New Zealand authorities say Barnaby Joyce is a citizen, potentially making him ineligible to sit in Australia's parliament and wiping out Malcolm Turnbull's one-seat majority.
But the issue won't be tested in the High Court until later in August.
The deputy prime minister told parliament on Monday the New Zealand High Commission contacted him last Thursday to advise him he could be a citizen of that country by descent.
Under section 44 of the Australian Constitution, anyone who holds dual citizenship is ineligible to sit in parliament.
The Nationals leader was born in Tamworth in 1967 to an Australian mother and is a fifth generation Australian.
His father was born in NZ and came to Australia in 1947 as a British subject - a year before NZ citizenship was created as a legal concept.
"Neither my parents nor I have ever applied to register me as a New Zealand citizen. The New Zealand government has no register recognising me as a New Zealand citizen," Mr Joyce said.
The government has received legal advice from the solicitor-general which suggests Mr Joyce would not be found to be disqualified under section 44 of the constitution and would not have to resign as the Member for New England.
However, a spokesman for the NZ internal affairs minister Peter Dunne told AAP there was crown law advice Mr Joyce was a New Zealander.
"Under our law, as we understand, and it has been confirmed by crown law - they have had a look at it - yes, he is," the spokesman said.
Mr Dunne told Sky News he had received advice on Wednesday "that this is potentially a problem relating to Mr Joyce".
"The advice that I received was being checked by crown law. That was confirmed.

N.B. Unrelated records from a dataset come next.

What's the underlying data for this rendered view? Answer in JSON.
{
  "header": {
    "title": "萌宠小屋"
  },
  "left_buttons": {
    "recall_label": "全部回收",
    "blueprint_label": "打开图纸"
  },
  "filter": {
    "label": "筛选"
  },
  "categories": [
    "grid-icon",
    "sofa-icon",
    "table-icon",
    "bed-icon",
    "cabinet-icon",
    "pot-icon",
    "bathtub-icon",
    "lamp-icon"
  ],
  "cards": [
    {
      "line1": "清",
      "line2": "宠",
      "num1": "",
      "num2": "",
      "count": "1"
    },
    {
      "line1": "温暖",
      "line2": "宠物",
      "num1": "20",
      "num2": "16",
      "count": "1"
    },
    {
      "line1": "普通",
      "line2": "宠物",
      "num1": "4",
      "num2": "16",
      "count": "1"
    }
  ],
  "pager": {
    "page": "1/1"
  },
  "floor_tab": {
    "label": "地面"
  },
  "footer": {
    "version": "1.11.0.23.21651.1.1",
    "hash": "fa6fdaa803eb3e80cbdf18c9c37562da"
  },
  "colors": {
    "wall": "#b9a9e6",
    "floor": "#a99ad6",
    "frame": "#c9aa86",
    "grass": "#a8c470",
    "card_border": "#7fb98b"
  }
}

At that point it was conveyed via the NZ high commissioner in Canberra to Mr Joyce directly."
Labor frontbencher Tony Burke told parliament Mr Joyce should stand aside from the ministry and the government should not accept his vote.
"We've never before in this parliament ... had to go to the High Court and say: 'Look, we're not really sure if there's a majority government in this country'," he said.
The High Court is now considering the futures of five MPs, with August 24 already set aside to hear cases involving Senator Canavan, former Greens Scott Ludlam and Larissa Waters and One Nation senator Malcolm Roberts.
Mr Turnbull has written to offer Mr Shorten "the opportunity to nominate any Labor members or senators whose circumstances may raise questions under section 44 of the constitution" so the parliament can also refer those matters to the High Court.
"The Australian people must have confidence in our political system and resolving any uncertainty is vital," Mr Turnbull said.
The government is believed to have been advised Mr Joyce has a strong case based on him not being on an NZ citizen list, his parents not having applied, his lack of knowledge and the fact he had never sworn allegiance to NZ.